And perhaps that aspect of Uganda–the energetic, exciting people–has been the most encouraging of all. Rusho, Otti, Hina and myself have jumped for photos on the side of the road, roasted pork next to jackals in Kidepo National Park, and explored a Shea Nut Farm together. While other fellows have had interesting but often stationary internships here in Kampala, our internship at OSI provided the first point of entry into the connected world of Kampala and Uganda at large. The nexus of sustainability, eco-tourism and rugged adventure through the country has heightened my awareness of both the possibilities for Uganda’s environmental future while also revealed the precarious nature of its ecosystems. Success and failure both seem to be present.
These whirlwind journeys through Kampala and Uganda’s picturesque countryside have rendered the country more than worthy of its name. Apart from the predictable Lonely Planet-inspired praise of the place, I find myself regularly enchanted with my professional and quotidian experiences. Perhaps it’s nothing more than the honeymoon phase of a new location, or the thrill of an exciting new work position. But I still can sense that there’s something captivating about a place like Kampala. The pervasive entrepreneurial spirit, the disarming gregariousness of Ugandans, the ease of transport, the comforting amenities; these experiences separate Kampala from the other urban hubs in the region.

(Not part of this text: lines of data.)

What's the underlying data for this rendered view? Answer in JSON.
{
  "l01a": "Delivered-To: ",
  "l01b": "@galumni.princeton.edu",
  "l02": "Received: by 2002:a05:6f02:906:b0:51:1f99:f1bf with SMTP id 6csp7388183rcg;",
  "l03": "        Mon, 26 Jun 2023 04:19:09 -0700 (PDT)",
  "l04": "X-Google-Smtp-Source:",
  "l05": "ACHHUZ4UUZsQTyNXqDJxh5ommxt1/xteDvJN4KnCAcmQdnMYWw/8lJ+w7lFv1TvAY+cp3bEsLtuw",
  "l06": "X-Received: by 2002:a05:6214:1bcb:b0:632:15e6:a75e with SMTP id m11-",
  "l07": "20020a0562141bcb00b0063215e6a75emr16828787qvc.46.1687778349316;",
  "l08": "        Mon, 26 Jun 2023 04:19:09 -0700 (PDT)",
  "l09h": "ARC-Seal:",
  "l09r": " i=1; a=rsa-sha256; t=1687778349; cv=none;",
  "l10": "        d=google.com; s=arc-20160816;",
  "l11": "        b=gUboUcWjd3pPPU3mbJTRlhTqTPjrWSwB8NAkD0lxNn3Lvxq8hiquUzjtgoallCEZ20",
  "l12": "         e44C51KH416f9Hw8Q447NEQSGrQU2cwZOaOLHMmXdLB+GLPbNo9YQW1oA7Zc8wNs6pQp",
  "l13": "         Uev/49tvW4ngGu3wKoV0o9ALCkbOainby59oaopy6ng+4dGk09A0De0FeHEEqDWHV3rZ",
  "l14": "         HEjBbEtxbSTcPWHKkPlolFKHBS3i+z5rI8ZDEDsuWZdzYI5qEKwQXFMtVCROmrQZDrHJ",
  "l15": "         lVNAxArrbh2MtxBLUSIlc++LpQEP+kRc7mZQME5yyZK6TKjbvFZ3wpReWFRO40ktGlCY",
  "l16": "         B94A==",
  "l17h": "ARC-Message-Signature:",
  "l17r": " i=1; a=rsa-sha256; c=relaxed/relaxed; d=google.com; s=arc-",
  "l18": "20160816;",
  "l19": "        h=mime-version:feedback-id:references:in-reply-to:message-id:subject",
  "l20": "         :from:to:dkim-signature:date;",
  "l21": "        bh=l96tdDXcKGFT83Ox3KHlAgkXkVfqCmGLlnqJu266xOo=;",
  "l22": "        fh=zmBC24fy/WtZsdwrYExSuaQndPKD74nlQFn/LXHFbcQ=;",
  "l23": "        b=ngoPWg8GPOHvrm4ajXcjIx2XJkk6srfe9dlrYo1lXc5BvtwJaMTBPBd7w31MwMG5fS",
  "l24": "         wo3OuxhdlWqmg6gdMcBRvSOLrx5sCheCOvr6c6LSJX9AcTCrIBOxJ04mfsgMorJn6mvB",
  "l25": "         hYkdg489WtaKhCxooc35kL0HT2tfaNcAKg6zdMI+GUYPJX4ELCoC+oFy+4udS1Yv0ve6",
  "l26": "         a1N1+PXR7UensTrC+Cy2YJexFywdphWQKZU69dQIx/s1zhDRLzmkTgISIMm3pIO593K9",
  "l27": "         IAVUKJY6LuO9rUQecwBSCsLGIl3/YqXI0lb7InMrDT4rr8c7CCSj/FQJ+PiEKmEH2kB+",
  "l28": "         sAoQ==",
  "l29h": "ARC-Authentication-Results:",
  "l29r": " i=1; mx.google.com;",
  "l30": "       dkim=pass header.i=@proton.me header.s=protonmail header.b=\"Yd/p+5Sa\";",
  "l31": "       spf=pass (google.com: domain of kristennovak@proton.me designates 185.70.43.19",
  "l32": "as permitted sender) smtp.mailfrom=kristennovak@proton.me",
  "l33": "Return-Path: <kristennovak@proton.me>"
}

In a region plagued by chronic political instability, Uganda stands apart as a country on the rise, safeguarding political freedoms rather than promoting top-down development. The country amounts to so much more than a dashboard of Human Development Index indicators and it deserves more than tear-jerking accounts of poverty in remote villages. Like any place, Uganda defies expectations and leaves you with a feeling that change is within reach. Stay tuned for more posts soon.